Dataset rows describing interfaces
--*--

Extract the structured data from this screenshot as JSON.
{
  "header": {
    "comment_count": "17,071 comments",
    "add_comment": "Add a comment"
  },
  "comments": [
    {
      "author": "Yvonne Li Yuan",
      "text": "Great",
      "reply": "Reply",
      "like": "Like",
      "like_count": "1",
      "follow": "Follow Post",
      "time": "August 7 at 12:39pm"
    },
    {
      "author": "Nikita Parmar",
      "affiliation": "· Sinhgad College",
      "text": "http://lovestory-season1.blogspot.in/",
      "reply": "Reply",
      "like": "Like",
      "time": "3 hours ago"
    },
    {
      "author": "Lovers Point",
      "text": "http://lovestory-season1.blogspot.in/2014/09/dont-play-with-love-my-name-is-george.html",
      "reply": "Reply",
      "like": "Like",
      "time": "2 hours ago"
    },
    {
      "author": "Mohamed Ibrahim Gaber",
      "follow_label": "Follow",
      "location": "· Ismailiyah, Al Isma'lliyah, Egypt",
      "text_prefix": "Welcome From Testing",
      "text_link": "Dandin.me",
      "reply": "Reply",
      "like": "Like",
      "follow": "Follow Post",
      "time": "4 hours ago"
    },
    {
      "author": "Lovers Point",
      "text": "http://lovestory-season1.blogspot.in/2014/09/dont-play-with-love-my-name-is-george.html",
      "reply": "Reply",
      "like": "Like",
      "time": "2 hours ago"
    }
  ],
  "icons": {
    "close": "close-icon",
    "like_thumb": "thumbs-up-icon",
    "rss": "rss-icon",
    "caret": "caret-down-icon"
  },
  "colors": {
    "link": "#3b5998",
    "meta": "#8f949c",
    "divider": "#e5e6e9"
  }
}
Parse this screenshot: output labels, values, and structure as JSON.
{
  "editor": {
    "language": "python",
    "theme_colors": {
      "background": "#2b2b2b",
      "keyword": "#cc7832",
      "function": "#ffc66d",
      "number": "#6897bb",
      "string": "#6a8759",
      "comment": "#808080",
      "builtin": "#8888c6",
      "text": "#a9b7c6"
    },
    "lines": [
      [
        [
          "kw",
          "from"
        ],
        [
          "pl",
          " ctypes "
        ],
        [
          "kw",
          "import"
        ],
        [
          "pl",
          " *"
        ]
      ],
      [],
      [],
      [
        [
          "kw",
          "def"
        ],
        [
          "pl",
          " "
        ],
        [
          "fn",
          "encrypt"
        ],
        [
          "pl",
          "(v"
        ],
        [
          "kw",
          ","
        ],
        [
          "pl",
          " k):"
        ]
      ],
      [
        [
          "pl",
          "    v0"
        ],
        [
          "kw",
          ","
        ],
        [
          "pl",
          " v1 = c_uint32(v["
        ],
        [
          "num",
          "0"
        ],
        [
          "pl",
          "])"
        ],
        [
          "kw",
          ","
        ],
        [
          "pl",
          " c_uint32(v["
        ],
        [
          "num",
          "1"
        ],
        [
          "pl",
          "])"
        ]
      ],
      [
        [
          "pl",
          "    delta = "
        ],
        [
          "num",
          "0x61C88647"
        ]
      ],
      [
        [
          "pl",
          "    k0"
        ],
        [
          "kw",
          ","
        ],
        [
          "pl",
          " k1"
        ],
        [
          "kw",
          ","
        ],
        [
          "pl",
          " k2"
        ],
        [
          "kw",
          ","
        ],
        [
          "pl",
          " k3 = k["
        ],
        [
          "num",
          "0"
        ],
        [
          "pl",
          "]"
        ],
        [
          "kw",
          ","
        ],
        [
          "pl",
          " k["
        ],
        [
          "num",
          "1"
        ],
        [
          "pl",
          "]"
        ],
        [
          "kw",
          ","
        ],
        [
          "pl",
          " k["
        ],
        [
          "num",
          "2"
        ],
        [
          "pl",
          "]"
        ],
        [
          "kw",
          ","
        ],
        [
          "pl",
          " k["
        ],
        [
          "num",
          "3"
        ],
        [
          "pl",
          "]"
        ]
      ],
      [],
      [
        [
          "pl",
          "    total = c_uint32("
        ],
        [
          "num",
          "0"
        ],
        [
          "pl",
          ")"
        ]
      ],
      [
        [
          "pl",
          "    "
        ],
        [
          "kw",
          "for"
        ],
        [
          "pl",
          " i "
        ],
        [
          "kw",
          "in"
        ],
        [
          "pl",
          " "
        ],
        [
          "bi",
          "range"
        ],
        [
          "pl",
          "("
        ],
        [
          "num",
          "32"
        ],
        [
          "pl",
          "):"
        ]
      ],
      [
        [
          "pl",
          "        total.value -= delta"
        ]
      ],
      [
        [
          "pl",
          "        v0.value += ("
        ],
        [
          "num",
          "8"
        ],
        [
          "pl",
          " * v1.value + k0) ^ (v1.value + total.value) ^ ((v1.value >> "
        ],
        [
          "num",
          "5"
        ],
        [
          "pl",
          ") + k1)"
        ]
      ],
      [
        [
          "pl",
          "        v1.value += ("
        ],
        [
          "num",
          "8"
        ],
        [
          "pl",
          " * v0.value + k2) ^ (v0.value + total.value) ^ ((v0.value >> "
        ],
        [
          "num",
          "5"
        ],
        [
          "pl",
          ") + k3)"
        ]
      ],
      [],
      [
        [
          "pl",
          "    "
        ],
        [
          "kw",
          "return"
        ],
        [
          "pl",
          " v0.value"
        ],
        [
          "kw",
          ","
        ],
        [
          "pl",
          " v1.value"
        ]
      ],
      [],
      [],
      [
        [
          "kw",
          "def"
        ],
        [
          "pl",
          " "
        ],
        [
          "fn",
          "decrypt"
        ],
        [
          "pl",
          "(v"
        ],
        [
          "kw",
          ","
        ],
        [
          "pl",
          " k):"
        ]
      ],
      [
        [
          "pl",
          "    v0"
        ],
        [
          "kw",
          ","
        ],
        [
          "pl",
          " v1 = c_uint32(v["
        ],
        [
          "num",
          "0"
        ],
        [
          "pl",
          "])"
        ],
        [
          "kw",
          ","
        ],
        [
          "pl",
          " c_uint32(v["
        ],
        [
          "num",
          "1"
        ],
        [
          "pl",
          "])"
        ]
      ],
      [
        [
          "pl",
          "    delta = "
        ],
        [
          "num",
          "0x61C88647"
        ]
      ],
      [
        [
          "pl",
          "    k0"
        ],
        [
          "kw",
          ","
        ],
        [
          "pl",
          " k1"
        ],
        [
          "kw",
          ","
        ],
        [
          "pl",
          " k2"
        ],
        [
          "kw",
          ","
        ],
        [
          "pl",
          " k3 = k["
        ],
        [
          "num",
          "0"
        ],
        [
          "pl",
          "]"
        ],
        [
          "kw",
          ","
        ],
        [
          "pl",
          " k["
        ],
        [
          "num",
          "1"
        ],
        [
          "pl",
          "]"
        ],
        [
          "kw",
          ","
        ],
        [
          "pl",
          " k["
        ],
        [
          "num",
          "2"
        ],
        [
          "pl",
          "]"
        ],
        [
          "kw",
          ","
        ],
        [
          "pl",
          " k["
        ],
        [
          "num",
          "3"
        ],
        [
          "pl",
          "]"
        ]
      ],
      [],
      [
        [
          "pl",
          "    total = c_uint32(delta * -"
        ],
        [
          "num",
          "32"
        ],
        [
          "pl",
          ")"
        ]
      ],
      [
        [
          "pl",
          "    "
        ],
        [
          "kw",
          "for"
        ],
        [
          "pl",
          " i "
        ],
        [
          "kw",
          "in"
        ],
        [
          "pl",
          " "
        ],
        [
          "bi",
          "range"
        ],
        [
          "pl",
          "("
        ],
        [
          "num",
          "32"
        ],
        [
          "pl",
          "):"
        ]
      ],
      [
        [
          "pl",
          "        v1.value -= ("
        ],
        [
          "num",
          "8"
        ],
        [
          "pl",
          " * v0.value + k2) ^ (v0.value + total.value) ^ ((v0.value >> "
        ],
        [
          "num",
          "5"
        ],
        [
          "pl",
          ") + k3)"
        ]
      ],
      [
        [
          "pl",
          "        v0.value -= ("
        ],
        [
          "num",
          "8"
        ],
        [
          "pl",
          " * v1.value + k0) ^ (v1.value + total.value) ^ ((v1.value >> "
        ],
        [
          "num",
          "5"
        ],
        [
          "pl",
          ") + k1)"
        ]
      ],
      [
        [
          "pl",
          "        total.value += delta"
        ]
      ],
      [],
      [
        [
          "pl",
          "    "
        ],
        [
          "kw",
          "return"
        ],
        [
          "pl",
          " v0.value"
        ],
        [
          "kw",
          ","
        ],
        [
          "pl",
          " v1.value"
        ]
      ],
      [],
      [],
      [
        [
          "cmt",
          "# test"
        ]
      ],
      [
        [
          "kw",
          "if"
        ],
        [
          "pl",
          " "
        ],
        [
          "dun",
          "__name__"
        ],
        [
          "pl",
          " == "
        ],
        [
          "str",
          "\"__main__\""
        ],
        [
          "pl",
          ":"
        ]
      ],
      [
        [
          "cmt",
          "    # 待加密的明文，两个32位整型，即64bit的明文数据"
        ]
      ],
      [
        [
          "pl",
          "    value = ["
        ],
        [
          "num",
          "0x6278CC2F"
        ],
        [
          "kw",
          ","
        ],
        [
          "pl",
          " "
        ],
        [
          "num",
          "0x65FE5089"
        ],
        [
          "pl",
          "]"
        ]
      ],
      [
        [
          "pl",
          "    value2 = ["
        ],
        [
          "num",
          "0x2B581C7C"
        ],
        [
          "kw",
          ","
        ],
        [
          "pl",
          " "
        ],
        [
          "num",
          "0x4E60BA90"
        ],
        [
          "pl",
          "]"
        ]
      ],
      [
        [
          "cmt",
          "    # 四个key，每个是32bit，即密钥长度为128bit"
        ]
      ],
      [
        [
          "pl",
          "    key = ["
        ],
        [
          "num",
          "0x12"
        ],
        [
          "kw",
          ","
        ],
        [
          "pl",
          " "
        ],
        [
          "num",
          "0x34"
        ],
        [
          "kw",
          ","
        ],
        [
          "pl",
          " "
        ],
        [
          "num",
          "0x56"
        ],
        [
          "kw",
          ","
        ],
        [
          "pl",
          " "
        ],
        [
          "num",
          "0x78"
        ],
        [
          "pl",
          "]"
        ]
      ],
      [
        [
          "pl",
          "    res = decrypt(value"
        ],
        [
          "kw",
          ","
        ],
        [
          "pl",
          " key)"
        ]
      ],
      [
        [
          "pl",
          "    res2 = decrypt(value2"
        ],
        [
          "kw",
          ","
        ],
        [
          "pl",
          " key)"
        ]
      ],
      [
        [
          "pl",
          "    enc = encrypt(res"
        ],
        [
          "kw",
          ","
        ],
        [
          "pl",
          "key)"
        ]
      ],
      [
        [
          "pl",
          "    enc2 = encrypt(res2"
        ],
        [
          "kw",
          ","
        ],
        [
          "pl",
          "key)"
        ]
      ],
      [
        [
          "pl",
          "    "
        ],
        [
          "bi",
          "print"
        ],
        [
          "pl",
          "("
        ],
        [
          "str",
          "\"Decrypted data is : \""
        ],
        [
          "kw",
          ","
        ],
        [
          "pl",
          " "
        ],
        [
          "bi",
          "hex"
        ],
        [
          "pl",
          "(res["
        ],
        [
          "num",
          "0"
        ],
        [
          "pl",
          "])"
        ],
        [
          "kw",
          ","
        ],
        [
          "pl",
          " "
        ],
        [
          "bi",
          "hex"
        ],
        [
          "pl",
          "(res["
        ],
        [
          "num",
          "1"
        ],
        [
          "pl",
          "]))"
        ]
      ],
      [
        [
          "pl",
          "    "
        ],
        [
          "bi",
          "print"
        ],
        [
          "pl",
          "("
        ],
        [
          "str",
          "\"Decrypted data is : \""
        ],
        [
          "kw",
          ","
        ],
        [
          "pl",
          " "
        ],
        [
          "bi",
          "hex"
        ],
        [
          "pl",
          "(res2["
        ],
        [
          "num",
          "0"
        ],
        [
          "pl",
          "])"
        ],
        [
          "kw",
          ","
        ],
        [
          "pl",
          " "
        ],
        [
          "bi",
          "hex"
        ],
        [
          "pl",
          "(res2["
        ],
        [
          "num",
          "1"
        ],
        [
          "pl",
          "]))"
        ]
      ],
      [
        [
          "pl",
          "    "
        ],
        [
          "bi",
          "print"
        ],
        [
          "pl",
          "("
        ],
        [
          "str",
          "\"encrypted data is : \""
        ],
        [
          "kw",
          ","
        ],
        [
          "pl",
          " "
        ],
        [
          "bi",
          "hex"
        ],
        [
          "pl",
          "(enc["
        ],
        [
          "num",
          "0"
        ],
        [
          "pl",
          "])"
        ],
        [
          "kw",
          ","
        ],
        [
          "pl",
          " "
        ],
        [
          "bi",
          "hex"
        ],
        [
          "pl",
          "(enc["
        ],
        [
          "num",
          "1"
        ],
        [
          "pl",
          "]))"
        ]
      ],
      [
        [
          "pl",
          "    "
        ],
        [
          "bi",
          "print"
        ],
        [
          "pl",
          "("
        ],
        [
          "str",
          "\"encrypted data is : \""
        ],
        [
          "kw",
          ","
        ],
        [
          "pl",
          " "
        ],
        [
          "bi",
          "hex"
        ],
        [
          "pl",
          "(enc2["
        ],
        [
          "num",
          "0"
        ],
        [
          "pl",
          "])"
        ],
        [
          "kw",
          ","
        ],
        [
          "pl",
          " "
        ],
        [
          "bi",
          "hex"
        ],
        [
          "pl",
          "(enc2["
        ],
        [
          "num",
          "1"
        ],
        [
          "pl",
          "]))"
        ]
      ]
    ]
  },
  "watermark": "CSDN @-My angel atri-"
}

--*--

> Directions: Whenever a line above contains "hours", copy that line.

> Result of the exercise:
      "time": "3 hours ago"
      "time": "2 hours ago"
      "time": "4 hours ago"
      "time": "2 hours ago"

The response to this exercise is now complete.